That day, I lost it. And who got stuck listening to my twenty-year-old self whine and complain and be angry at all of this? This wonderful professor. If I were to ever say that I was heard, it would be in this conversation. I received sound advice, I received encouragement, and I received a solid dose of reality. I was presented with a choice. I wasn’t manipulated or forced or made to feel guilty. I was given the data, and I had to choose. Would I move forward and finish the race? Or would I drop out and admit defeat in advance?
Did I mention that I ran out of money, and that things were not looking good? I was awarded a prestigious scholarship from one of the most important companies in Kansas City. I knew from the start that they would not be able to hire me due to immigration restrictions after Y2K and the massive layoffs in the metro area. I did not want to apply. I thought it was a lost cause. But I was advised to apply regardless. And I did. And I received that great distinction. I was taught a very valuable lesson by this professor, far beyond the database skills I use daily (Did I mention that I taught a seminar just today at work on how our payment engine uses SQL and the database?) and far beyond all the wonderful professional development advice I was given over the years. The lesson was that, I don’t think she ever put it like this, but this is what I got from it: You’re going to be told No a lot. It matters a great deal what you do with the No afterwards. And it is most important to not tell yourself No and not even try.
I do not know how many people she must have called for me, how many recommendation letters she must have written for me. I do not know all that she did behind the scenes. But I know I was greatly blessed by all of this.

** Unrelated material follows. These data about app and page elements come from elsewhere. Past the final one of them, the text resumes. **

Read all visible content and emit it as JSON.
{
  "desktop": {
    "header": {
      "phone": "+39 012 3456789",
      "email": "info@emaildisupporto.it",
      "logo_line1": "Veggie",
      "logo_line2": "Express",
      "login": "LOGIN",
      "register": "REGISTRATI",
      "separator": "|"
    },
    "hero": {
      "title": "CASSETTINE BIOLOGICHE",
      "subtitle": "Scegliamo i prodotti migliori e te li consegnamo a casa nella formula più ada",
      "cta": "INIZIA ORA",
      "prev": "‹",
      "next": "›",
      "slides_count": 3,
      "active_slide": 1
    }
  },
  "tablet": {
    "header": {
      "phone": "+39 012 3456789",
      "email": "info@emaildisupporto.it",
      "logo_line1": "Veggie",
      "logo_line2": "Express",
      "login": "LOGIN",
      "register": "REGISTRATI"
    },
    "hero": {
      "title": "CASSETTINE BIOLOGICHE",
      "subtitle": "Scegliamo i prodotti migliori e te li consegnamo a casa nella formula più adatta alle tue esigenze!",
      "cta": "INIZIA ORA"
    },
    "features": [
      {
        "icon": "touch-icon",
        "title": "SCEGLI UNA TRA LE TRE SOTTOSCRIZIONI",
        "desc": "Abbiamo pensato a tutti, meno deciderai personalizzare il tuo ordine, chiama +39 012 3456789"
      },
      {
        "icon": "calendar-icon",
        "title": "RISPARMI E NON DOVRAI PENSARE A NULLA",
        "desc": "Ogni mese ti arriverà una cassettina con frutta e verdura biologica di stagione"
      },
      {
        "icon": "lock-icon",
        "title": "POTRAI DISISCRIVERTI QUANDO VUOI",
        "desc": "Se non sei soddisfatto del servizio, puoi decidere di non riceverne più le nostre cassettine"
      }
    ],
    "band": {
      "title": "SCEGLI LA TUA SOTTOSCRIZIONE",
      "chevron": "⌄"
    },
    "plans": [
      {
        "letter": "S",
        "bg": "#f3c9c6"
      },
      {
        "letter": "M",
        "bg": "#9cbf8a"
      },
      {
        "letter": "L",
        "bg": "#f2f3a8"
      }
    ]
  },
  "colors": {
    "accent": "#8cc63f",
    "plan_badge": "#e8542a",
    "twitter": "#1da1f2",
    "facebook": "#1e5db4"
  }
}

You see, I wasn’t different to her. I wasn’t a minority to her. I wasn’t a Latino boy that went to her class. I was her student. Just like every other one. And I felt it and knew it. It made a huge difference.
One day, I recall being late for something, riding my bicycle, and hearing from her that I needed to go home and get ready for a mock interview. So I did. I turned around, rode as fast as I could back to the apartment, put on my suit, and rode right back to Colden Hall.
There I had an appointment that would change my life. The man she introduced me to was doing his job, pretending to interview me, like he was supposed to do. But something changed during the interview. Something I had done. Something I was studying. Something I knew. And I knew something changed in that moment, and sixteen years later, I am a principal technical consultant at the company where this man is a vice president of software development now. I have traveled the world and had the privilege of working with men and women of so many backgrounds and countries and languages. I have had the privilege of working with some of the world’s greatest banks and retailers.
She never stopped encouraging me to press forward. She never stopped encouraging me to study and overcome the odds. Even when I failed that database systems final because I had to record some music tracks for a friend (and some much needed cash) the night before.
She helped me help others as well, long after my days in the classroom.
I am thankful for her. I am honored to have had the privilege of studying under her. But most importantly, I have always enjoyed and delighted in seeing what it is like to do something about the evils of our day. And that is an encouragement to me to make the world a better place, every day, from my corner of the world.
May we not waste our lives merely talking instead of rolling up our sleeves and defeating the challenges of our day.